(5.) SHEP Cooperative Research Group. Prevention of stroke by antihypertensive drug treatment in older persons with isolated systolic hypertension. Final results of the Systolic Hypertension in the Elderly Program (SHEP). JAMA. 1991;265:3255-3264.

(6.) Staessen JA, Fagard R, This L, et al. Randomised double-blind comparison of placebo and active treatment for older patients with isolated systolic hypertension. The Systolic Hypertension in Europe (Syst-Eur) Trial Investigators Lancet. 1997;350:757-764.

(7.) Chobanian AV, Bakris GL, Black HR, et al. The Seventh Report of the Joint National Committee on Prevention, Detection, Evaluation, and Treatment of High Blood Pressure. Hypertension. 2003;289:1206-1252.

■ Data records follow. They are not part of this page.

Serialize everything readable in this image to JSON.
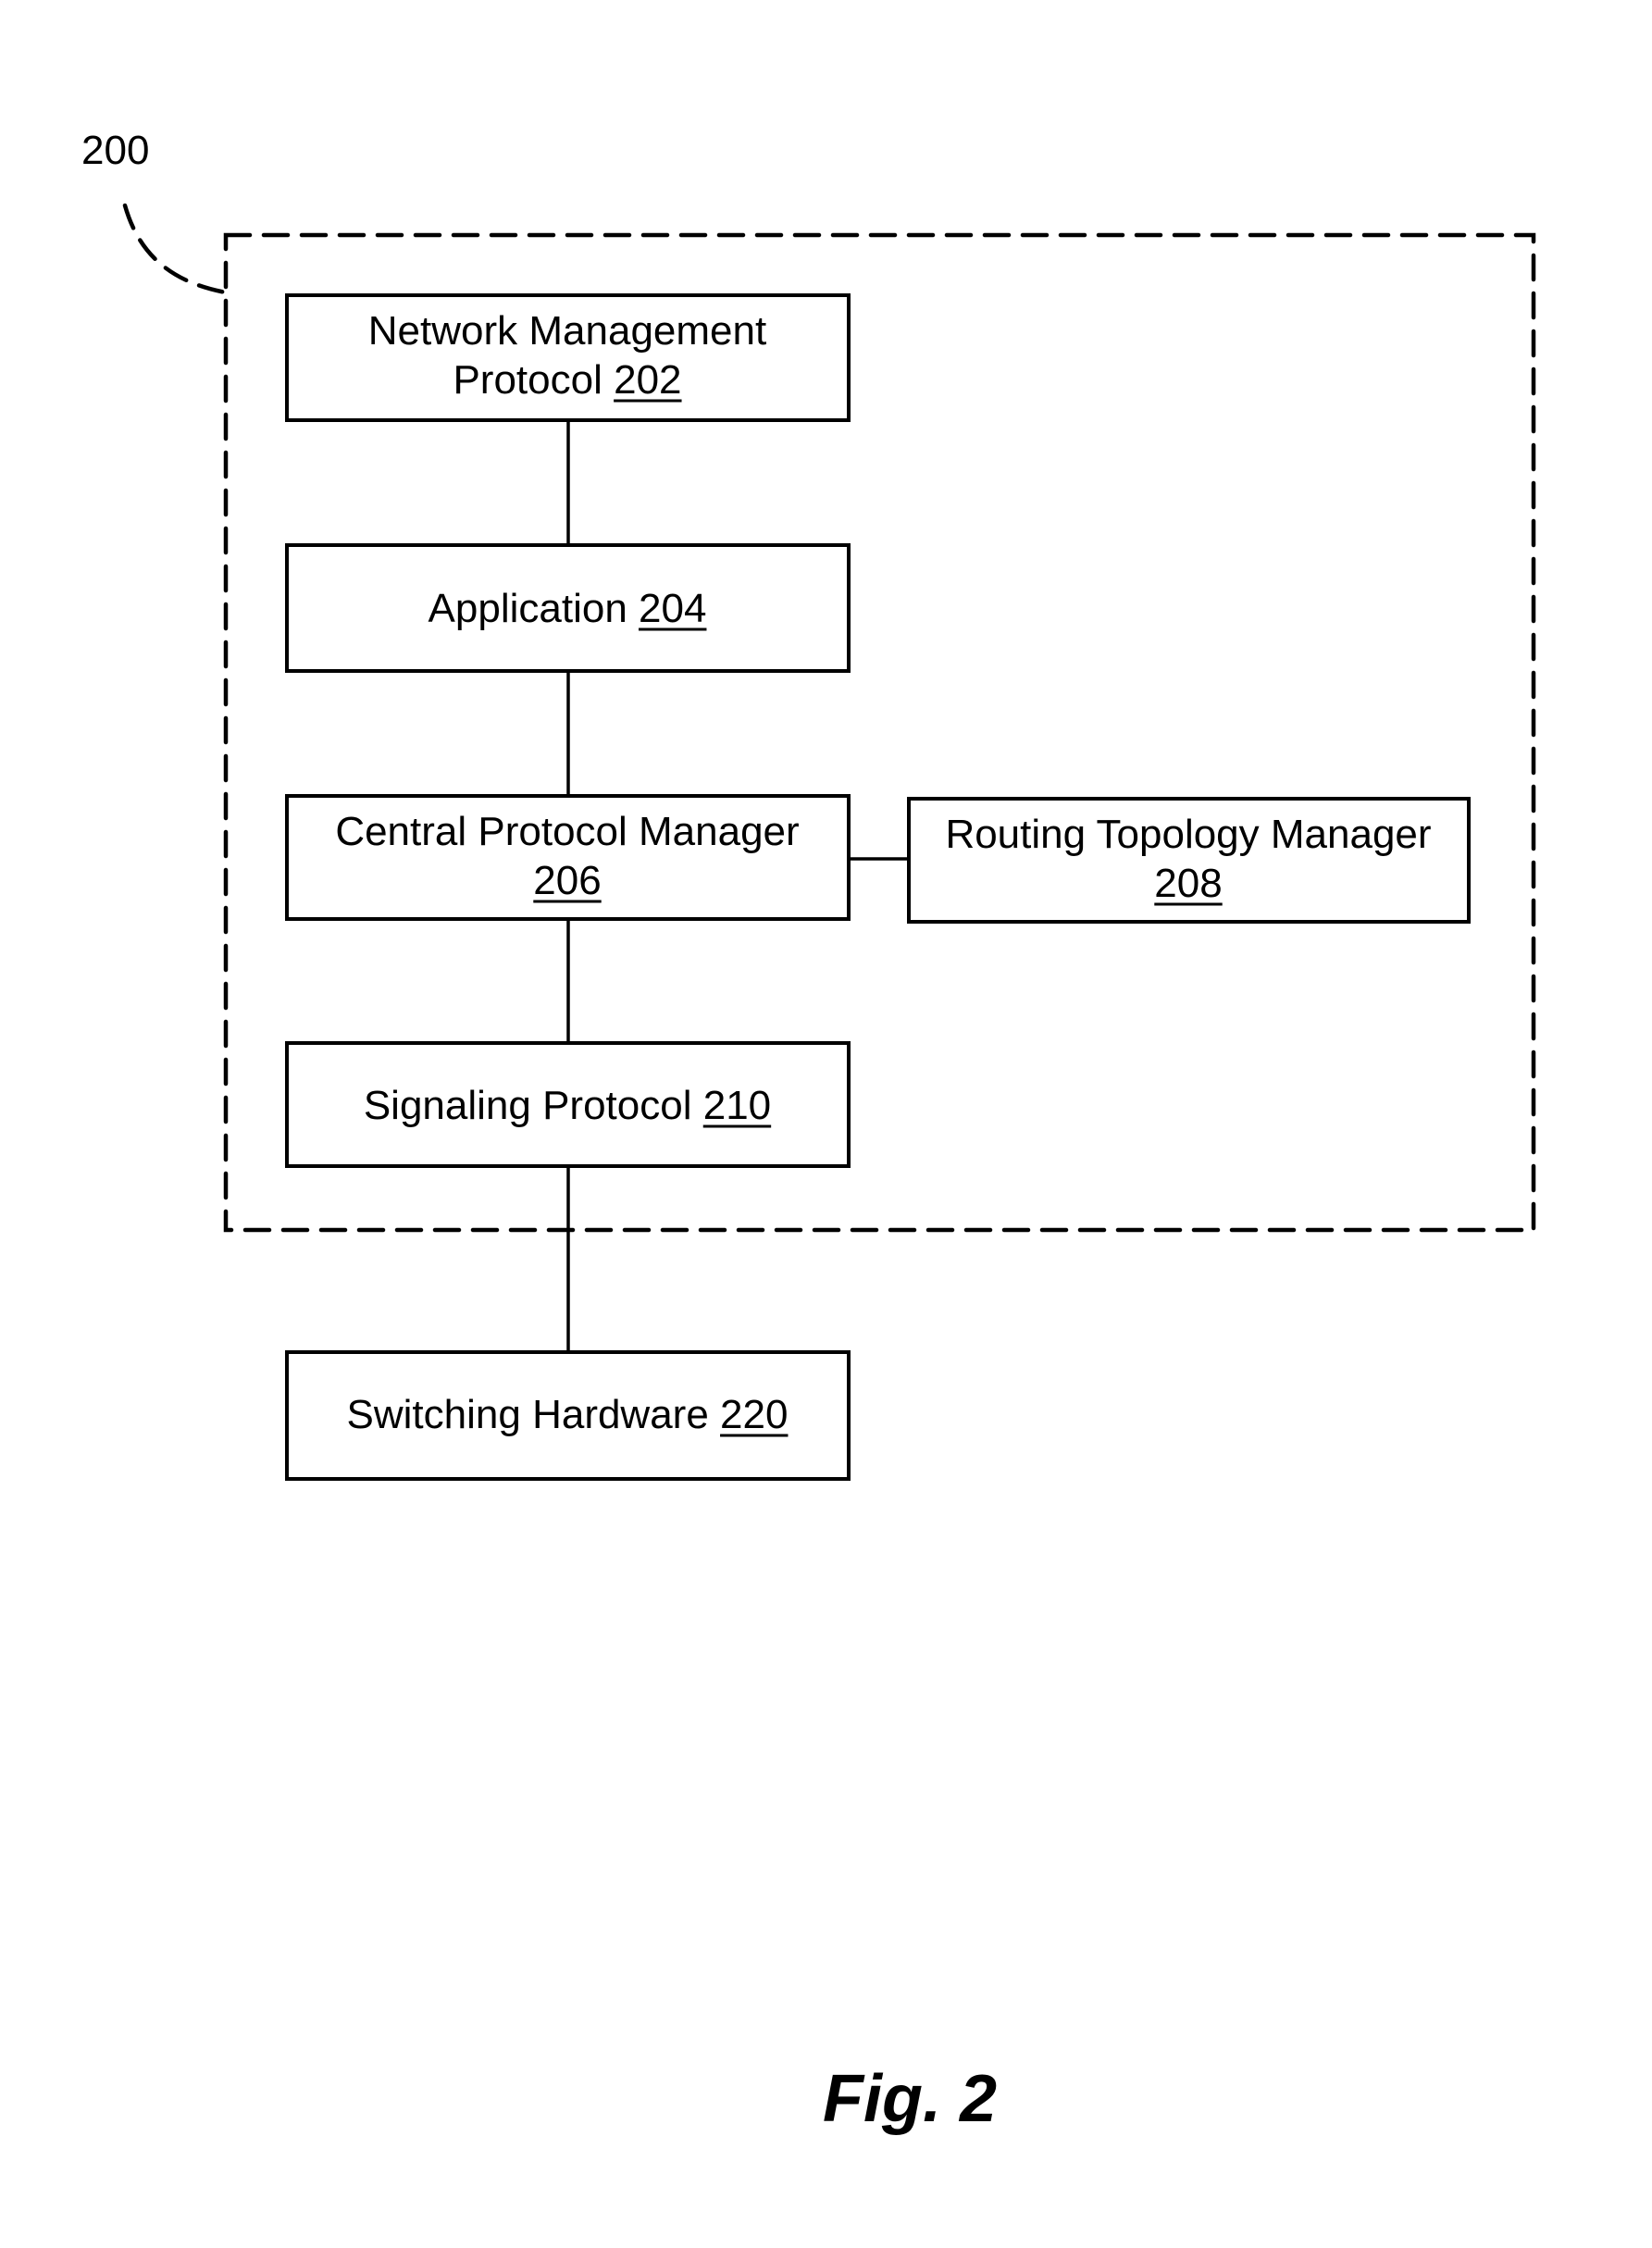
{
  "figure": {
    "reference_numeral": "200",
    "caption": "Fig. 2"
  },
  "blocks": [
    {
      "id": "202",
      "lines": [
        "Network Management",
        "Protocol"
      ],
      "ref": "202"
    },
    {
      "id": "204",
      "lines": [
        "Application"
      ],
      "ref": "204"
    },
    {
      "id": "206",
      "lines": [
        "Central Protocol Manager"
      ],
      "ref": "206",
      "ref_on_new_line": true
    },
    {
      "id": "208",
      "lines": [
        "Routing Topology Manager"
      ],
      "ref": "208",
      "ref_on_new_line": true
    },
    {
      "id": "210",
      "lines": [
        "Signaling Protocol"
      ],
      "ref": "210"
    },
    {
      "id": "220",
      "lines": [
        "Switching Hardware"
      ],
      "ref": "220"
    }
  ],
  "connections": [
    {
      "from": "202",
      "to": "204"
    },
    {
      "from": "204",
      "to": "206"
    },
    {
      "from": "206",
      "to": "208"
    },
    {
      "from": "206",
      "to": "210"
    },
    {
      "from": "210",
      "to": "220"
    }
  ],
  "group": {
    "label_ref": "200",
    "contains": [
      "202",
      "204",
      "206",
      "208",
      "210"
    ]
  }
}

Editor-in-Chief Peter P Toth, MD, PhD Director of Preventive Cardiology Sterling Rock Falls Clinic, Ltd Chief of Medicine, CGH Medical Center Clinical Associate Professor University of Illinois School of Medicine E-mail:
Gale Copyright: Copyright 2006 Gale, Cengage Learning. All rights reserved.